Source records:

________________________________________

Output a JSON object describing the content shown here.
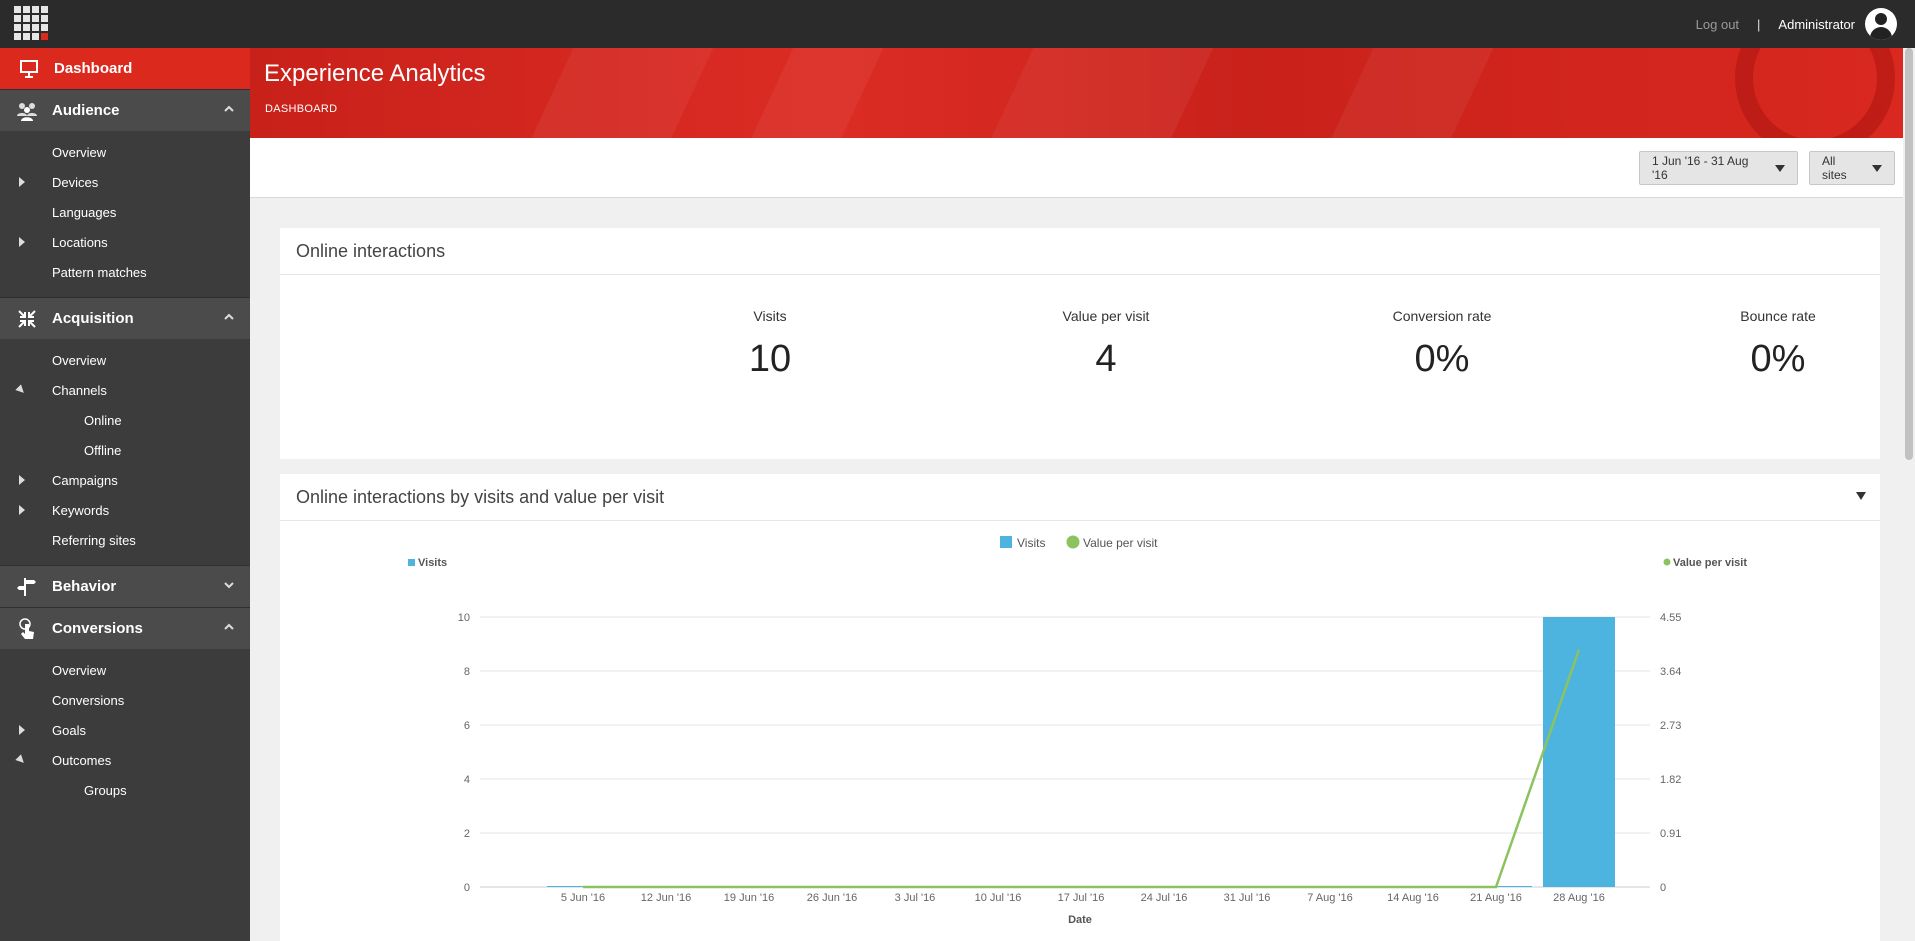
{
  "topbar": {
    "logout": "Log out",
    "separator": "|",
    "user": "Administrator"
  },
  "sidebar": {
    "dashboard": "Dashboard",
    "audience": {
      "label": "Audience",
      "items": [
        "Overview",
        "Devices",
        "Languages",
        "Locations",
        "Pattern matches"
      ]
    },
    "acquisition": {
      "label": "Acquisition",
      "items": [
        "Overview",
        "Channels",
        "Online",
        "Offline",
        "Campaigns",
        "Keywords",
        "Referring sites"
      ]
    },
    "behavior": {
      "label": "Behavior"
    },
    "conversions": {
      "label": "Conversions",
      "items": [
        "Overview",
        "Conversions",
        "Goals",
        "Outcomes",
        "Groups"
      ]
    }
  },
  "header": {
    "title": "Experience Analytics",
    "subtitle": "DASHBOARD"
  },
  "filters": {
    "date_range": "1 Jun '16 - 31 Aug '16",
    "sites": "All sites"
  },
  "panel1": {
    "title": "Online interactions",
    "kpis": [
      {
        "label": "Visits",
        "value": "10"
      },
      {
        "label": "Value per visit",
        "value": "4"
      },
      {
        "label": "Conversion rate",
        "value": "0%"
      },
      {
        "label": "Bounce rate",
        "value": "0%"
      }
    ]
  },
  "panel2": {
    "title": "Online interactions by visits and value per visit"
  },
  "colors": {
    "accent": "#dc291e",
    "visits": "#4db4e0",
    "value_per_visit": "#8dc261"
  },
  "chart_data": {
    "type": "bar",
    "xlabel": "Date",
    "categories": [
      "5 Jun '16",
      "12 Jun '16",
      "19 Jun '16",
      "26 Jun '16",
      "3 Jul '16",
      "10 Jul '16",
      "17 Jul '16",
      "24 Jul '16",
      "31 Jul '16",
      "7 Aug '16",
      "14 Aug '16",
      "21 Aug '16",
      "28 Aug '16"
    ],
    "legend": [
      "Visits",
      "Value per visit"
    ],
    "y_left": {
      "label": "Visits",
      "ticks": [
        "0",
        "2",
        "4",
        "6",
        "8",
        "10"
      ],
      "lim": [
        0,
        10
      ]
    },
    "y_right": {
      "label": "Value per visit",
      "ticks": [
        "0",
        "0.91",
        "1.82",
        "2.73",
        "3.64",
        "4.55"
      ],
      "lim": [
        0,
        4.55
      ]
    },
    "series": [
      {
        "name": "Visits",
        "type": "bar",
        "axis": "left",
        "values": [
          0,
          0,
          0,
          0,
          0,
          0,
          0,
          0,
          0,
          0,
          0,
          0,
          10
        ]
      },
      {
        "name": "Value per visit",
        "type": "line",
        "axis": "right",
        "values": [
          0,
          0,
          0,
          0,
          0,
          0,
          0,
          0,
          0,
          0,
          0,
          0,
          4
        ]
      }
    ],
    "grid": true
  }
}
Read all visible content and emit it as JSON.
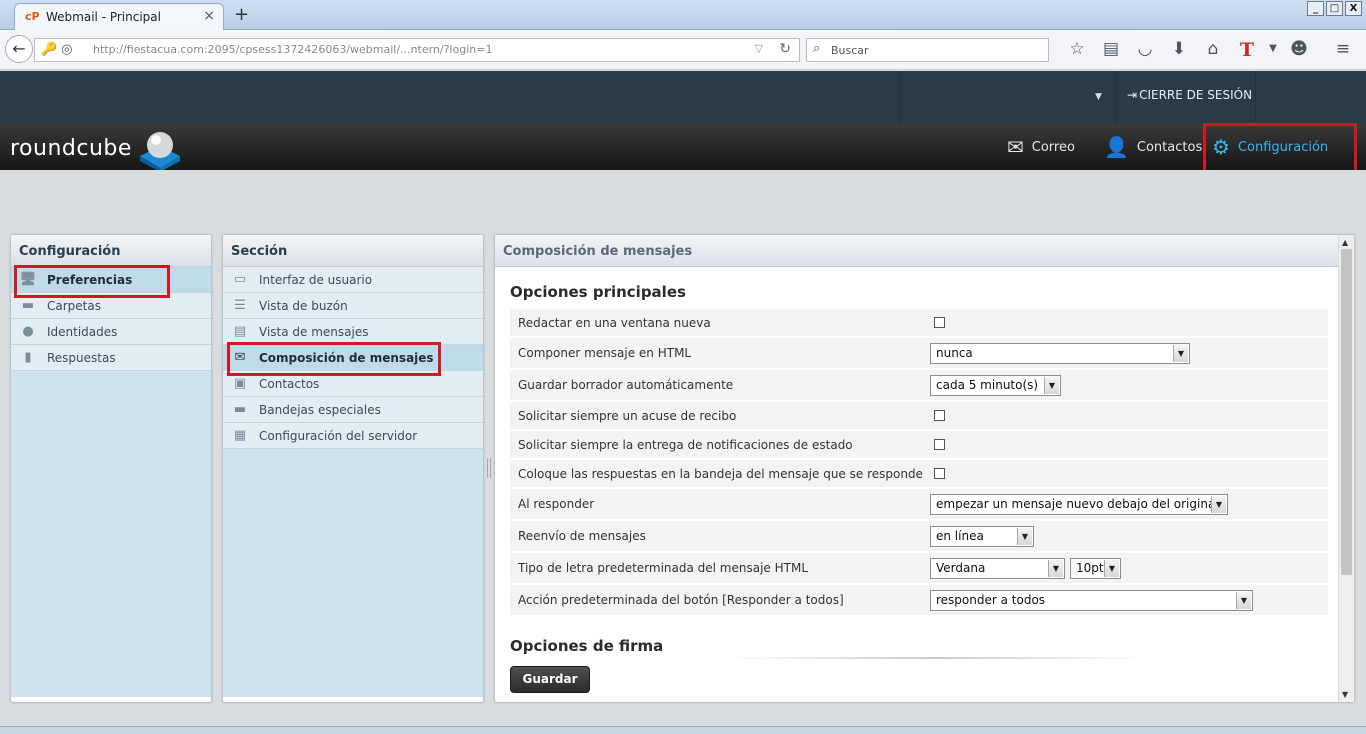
{
  "browser": {
    "tab_title": "Webmail - Principal",
    "tab_icon": "cP",
    "url_visible": "http://fiestacua.com:2095/cpsess1372426063/webmail/...ntern/?login=1",
    "search_placeholder": "Buscar",
    "new_tab_symbol": "+",
    "close_tab_symbol": "×",
    "window_buttons": [
      "_",
      "□",
      "X"
    ]
  },
  "topbar": {
    "logout_label": "CIERRE DE SESIÓN"
  },
  "header": {
    "logo_text": "roundcube",
    "nav": {
      "correo": "Correo",
      "contactos": "Contactos",
      "configuracion": "Configuración"
    }
  },
  "left_panel": {
    "title": "Configuración",
    "items": [
      {
        "label": "Preferencias",
        "icon": "monitor-icon"
      },
      {
        "label": "Carpetas",
        "icon": "folder-icon"
      },
      {
        "label": "Identidades",
        "icon": "person-icon"
      },
      {
        "label": "Respuestas",
        "icon": "document-icon"
      }
    ]
  },
  "middle_panel": {
    "title": "Sección",
    "items": [
      {
        "label": "Interfaz de usuario",
        "icon": "monitor-icon"
      },
      {
        "label": "Vista de buzón",
        "icon": "list-icon"
      },
      {
        "label": "Vista de mensajes",
        "icon": "message-view-icon"
      },
      {
        "label": "Composición de mensajes",
        "icon": "compose-icon"
      },
      {
        "label": "Contactos",
        "icon": "contacts-icon"
      },
      {
        "label": "Bandejas especiales",
        "icon": "folder-icon"
      },
      {
        "label": "Configuración del servidor",
        "icon": "server-icon"
      }
    ]
  },
  "main_panel": {
    "title": "Composición de mensajes",
    "section_main": "Opciones principales",
    "section_signature": "Opciones de firma",
    "save_label": "Guardar",
    "rows": [
      {
        "label": "Redactar en una ventana nueva",
        "type": "checkbox",
        "checked": false
      },
      {
        "label": "Componer mensaje en HTML",
        "type": "select",
        "value": "nunca"
      },
      {
        "label": "Guardar borrador automáticamente",
        "type": "select",
        "value": "cada 5 minuto(s)"
      },
      {
        "label": "Solicitar siempre un acuse de recibo",
        "type": "checkbox",
        "checked": false
      },
      {
        "label": "Solicitar siempre la entrega de notificaciones de estado",
        "type": "checkbox",
        "checked": false
      },
      {
        "label": "Coloque las respuestas en la bandeja del mensaje que se responde",
        "type": "checkbox",
        "checked": false
      },
      {
        "label": "Al responder",
        "type": "select",
        "value": "empezar un mensaje nuevo debajo del original"
      },
      {
        "label": "Reenvío de mensajes",
        "type": "select",
        "value": "en línea"
      },
      {
        "label": "Tipo de letra predeterminada del mensaje HTML",
        "type": "select2",
        "value": "Verdana",
        "value2": "10pt"
      },
      {
        "label": "Acción predeterminada del botón [Responder a todos]",
        "type": "select",
        "value": "responder a todos"
      }
    ]
  },
  "colors": {
    "accent": "#36b6ee",
    "highlight_border": "#d3191f",
    "topbar_bg": "#2c3a47"
  }
}
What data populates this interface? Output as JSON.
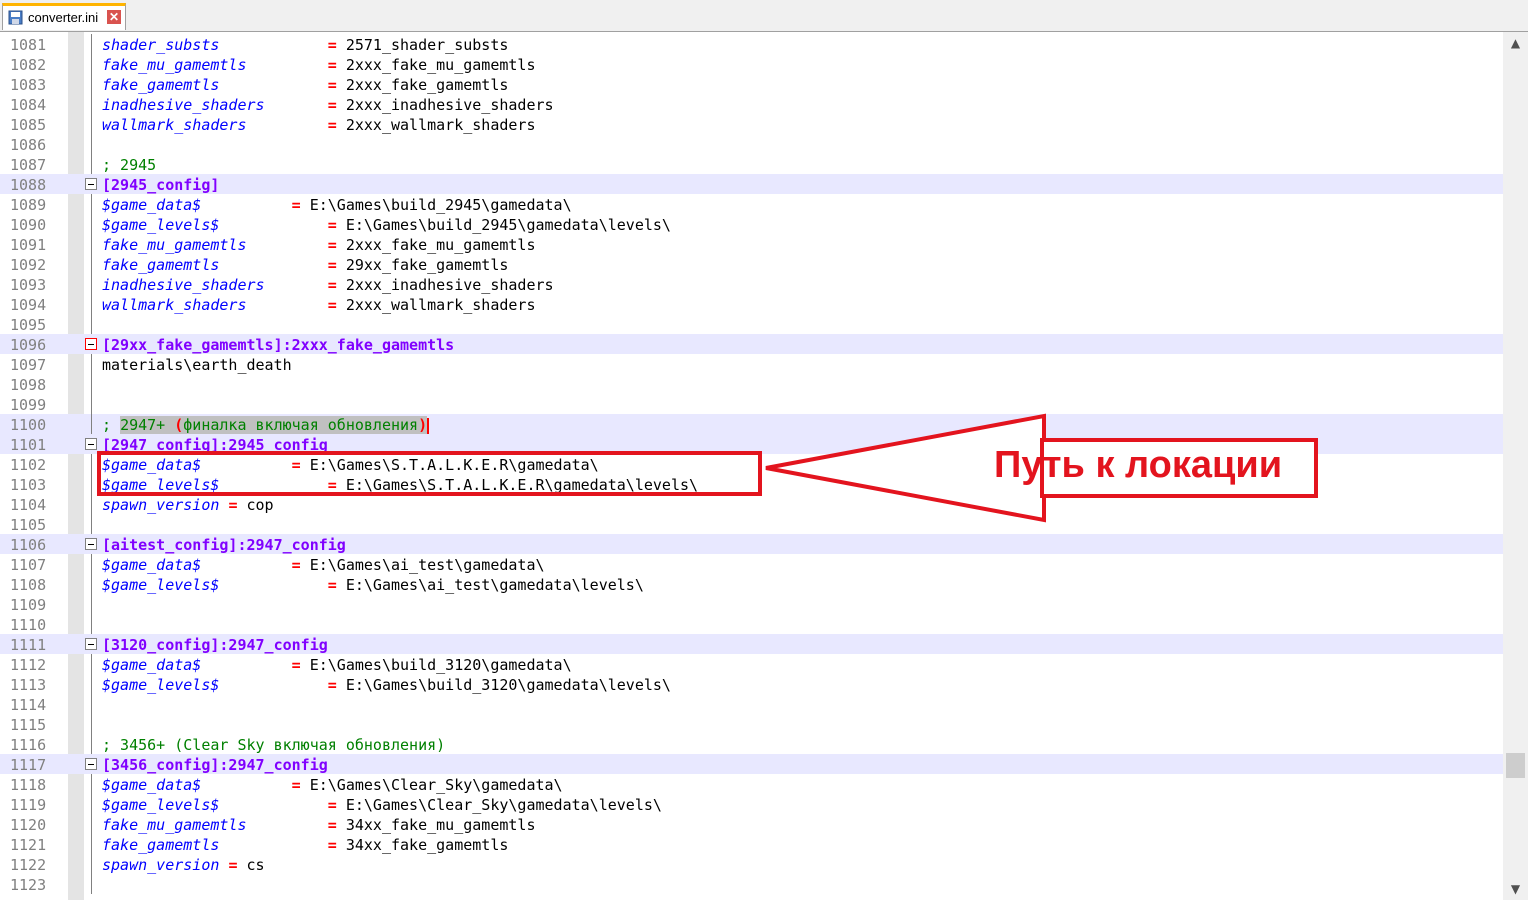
{
  "tab": {
    "title": "converter.ini",
    "icon": "save-icon",
    "close_icon": "close-icon"
  },
  "callout": {
    "text": "Путь к локации",
    "color": "#e3141e"
  },
  "lines": [
    {
      "n": "1081",
      "parts": [
        [
          "k",
          "shader_substs"
        ],
        [
          "p",
          "            "
        ],
        [
          "eq",
          "="
        ],
        [
          "p",
          " 2571_shader_substs"
        ]
      ]
    },
    {
      "n": "1082",
      "parts": [
        [
          "k",
          "fake_mu_gamemtls"
        ],
        [
          "p",
          "         "
        ],
        [
          "eq",
          "="
        ],
        [
          "p",
          " 2xxx_fake_mu_gamemtls"
        ]
      ]
    },
    {
      "n": "1083",
      "parts": [
        [
          "k",
          "fake_gamemtls"
        ],
        [
          "p",
          "            "
        ],
        [
          "eq",
          "="
        ],
        [
          "p",
          " 2xxx_fake_gamemtls"
        ]
      ]
    },
    {
      "n": "1084",
      "parts": [
        [
          "k",
          "inadhesive_shaders"
        ],
        [
          "p",
          "       "
        ],
        [
          "eq",
          "="
        ],
        [
          "p",
          " 2xxx_inadhesive_shaders"
        ]
      ]
    },
    {
      "n": "1085",
      "parts": [
        [
          "k",
          "wallmark_shaders"
        ],
        [
          "p",
          "         "
        ],
        [
          "eq",
          "="
        ],
        [
          "p",
          " 2xxx_wallmark_shaders"
        ]
      ]
    },
    {
      "n": "1086",
      "parts": []
    },
    {
      "n": "1087",
      "parts": [
        [
          "cm",
          "; 2945"
        ]
      ]
    },
    {
      "n": "1088",
      "parts": [
        [
          "sec",
          "[2945_config]"
        ]
      ],
      "hl": true
    },
    {
      "n": "1089",
      "parts": [
        [
          "k",
          "$game_data$"
        ],
        [
          "p",
          "          "
        ],
        [
          "eq",
          "="
        ],
        [
          "p",
          " E:\\Games\\build_2945\\gamedata\\"
        ]
      ]
    },
    {
      "n": "1090",
      "parts": [
        [
          "k",
          "$game_levels$"
        ],
        [
          "p",
          "            "
        ],
        [
          "eq",
          "="
        ],
        [
          "p",
          " E:\\Games\\build_2945\\gamedata\\levels\\"
        ]
      ]
    },
    {
      "n": "1091",
      "parts": [
        [
          "k",
          "fake_mu_gamemtls"
        ],
        [
          "p",
          "         "
        ],
        [
          "eq",
          "="
        ],
        [
          "p",
          " 2xxx_fake_mu_gamemtls"
        ]
      ]
    },
    {
      "n": "1092",
      "parts": [
        [
          "k",
          "fake_gamemtls"
        ],
        [
          "p",
          "            "
        ],
        [
          "eq",
          "="
        ],
        [
          "p",
          " 29xx_fake_gamemtls"
        ]
      ]
    },
    {
      "n": "1093",
      "parts": [
        [
          "k",
          "inadhesive_shaders"
        ],
        [
          "p",
          "       "
        ],
        [
          "eq",
          "="
        ],
        [
          "p",
          " 2xxx_inadhesive_shaders"
        ]
      ]
    },
    {
      "n": "1094",
      "parts": [
        [
          "k",
          "wallmark_shaders"
        ],
        [
          "p",
          "         "
        ],
        [
          "eq",
          "="
        ],
        [
          "p",
          " 2xxx_wallmark_shaders"
        ]
      ]
    },
    {
      "n": "1095",
      "parts": []
    },
    {
      "n": "1096",
      "parts": [
        [
          "sec",
          "[29xx_fake_gamemtls]:2xxx_fake_gamemtls"
        ]
      ],
      "hl": true
    },
    {
      "n": "1097",
      "parts": [
        [
          "p",
          "materials\\earth_death"
        ]
      ]
    },
    {
      "n": "1098",
      "parts": []
    },
    {
      "n": "1099",
      "parts": []
    },
    {
      "n": "1100",
      "parts": [
        [
          "cm",
          "; "
        ],
        [
          "cmsel",
          "2947+ "
        ],
        [
          "cmsel_red",
          "("
        ],
        [
          "cmsel",
          "финалка включая обновления"
        ],
        [
          "cmsel_red",
          ")"
        ],
        [
          "cursor",
          ""
        ]
      ],
      "hl": true
    },
    {
      "n": "1101",
      "parts": [
        [
          "sec",
          "[2947_config]:2945_config"
        ]
      ],
      "hl": true
    },
    {
      "n": "1102",
      "parts": [
        [
          "k",
          "$game_data$"
        ],
        [
          "p",
          "          "
        ],
        [
          "eq",
          "="
        ],
        [
          "p",
          " E:\\Games\\S.T.A.L.K.E.R\\gamedata\\"
        ]
      ]
    },
    {
      "n": "1103",
      "parts": [
        [
          "k",
          "$game_levels$"
        ],
        [
          "p",
          "            "
        ],
        [
          "eq",
          "="
        ],
        [
          "p",
          " E:\\Games\\S.T.A.L.K.E.R\\gamedata\\levels\\"
        ]
      ]
    },
    {
      "n": "1104",
      "parts": [
        [
          "k",
          "spawn_version"
        ],
        [
          "p",
          " "
        ],
        [
          "eq",
          "="
        ],
        [
          "p",
          " cop"
        ]
      ]
    },
    {
      "n": "1105",
      "parts": []
    },
    {
      "n": "1106",
      "parts": [
        [
          "sec",
          "[aitest_config]:2947_config"
        ]
      ],
      "hl": true
    },
    {
      "n": "1107",
      "parts": [
        [
          "k",
          "$game_data$"
        ],
        [
          "p",
          "          "
        ],
        [
          "eq",
          "="
        ],
        [
          "p",
          " E:\\Games\\ai_test\\gamedata\\"
        ]
      ]
    },
    {
      "n": "1108",
      "parts": [
        [
          "k",
          "$game_levels$"
        ],
        [
          "p",
          "            "
        ],
        [
          "eq",
          "="
        ],
        [
          "p",
          " E:\\Games\\ai_test\\gamedata\\levels\\"
        ]
      ]
    },
    {
      "n": "1109",
      "parts": []
    },
    {
      "n": "1110",
      "parts": []
    },
    {
      "n": "1111",
      "parts": [
        [
          "sec",
          "[3120_config]:2947_config"
        ]
      ],
      "hl": true
    },
    {
      "n": "1112",
      "parts": [
        [
          "k",
          "$game_data$"
        ],
        [
          "p",
          "          "
        ],
        [
          "eq",
          "="
        ],
        [
          "p",
          " E:\\Games\\build_3120\\gamedata\\"
        ]
      ]
    },
    {
      "n": "1113",
      "parts": [
        [
          "k",
          "$game_levels$"
        ],
        [
          "p",
          "            "
        ],
        [
          "eq",
          "="
        ],
        [
          "p",
          " E:\\Games\\build_3120\\gamedata\\levels\\"
        ]
      ]
    },
    {
      "n": "1114",
      "parts": []
    },
    {
      "n": "1115",
      "parts": []
    },
    {
      "n": "1116",
      "parts": [
        [
          "cm",
          "; 3456+ (Clear Sky включая обновления)"
        ]
      ]
    },
    {
      "n": "1117",
      "parts": [
        [
          "sec",
          "[3456_config]:2947_config"
        ]
      ],
      "hl": true
    },
    {
      "n": "1118",
      "parts": [
        [
          "k",
          "$game_data$"
        ],
        [
          "p",
          "          "
        ],
        [
          "eq",
          "="
        ],
        [
          "p",
          " E:\\Games\\Clear_Sky\\gamedata\\"
        ]
      ]
    },
    {
      "n": "1119",
      "parts": [
        [
          "k",
          "$game_levels$"
        ],
        [
          "p",
          "            "
        ],
        [
          "eq",
          "="
        ],
        [
          "p",
          " E:\\Games\\Clear_Sky\\gamedata\\levels\\"
        ]
      ]
    },
    {
      "n": "1120",
      "parts": [
        [
          "k",
          "fake_mu_gamemtls"
        ],
        [
          "p",
          "         "
        ],
        [
          "eq",
          "="
        ],
        [
          "p",
          " 34xx_fake_mu_gamemtls"
        ]
      ]
    },
    {
      "n": "1121",
      "parts": [
        [
          "k",
          "fake_gamemtls"
        ],
        [
          "p",
          "            "
        ],
        [
          "eq",
          "="
        ],
        [
          "p",
          " 34xx_fake_gamemtls"
        ]
      ]
    },
    {
      "n": "1122",
      "parts": [
        [
          "k",
          "spawn_version"
        ],
        [
          "p",
          " "
        ],
        [
          "eq",
          "="
        ],
        [
          "p",
          " cs"
        ]
      ]
    },
    {
      "n": "1123",
      "parts": []
    }
  ]
}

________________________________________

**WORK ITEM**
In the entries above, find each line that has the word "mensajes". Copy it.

**ANSWER TO THIS EXERCISE**
        "label": "Vista de mensajes",
        "label": "Composición de mensajes",
    "title": "Composición de mensajes",
        "label": "Reenvío de mensajes",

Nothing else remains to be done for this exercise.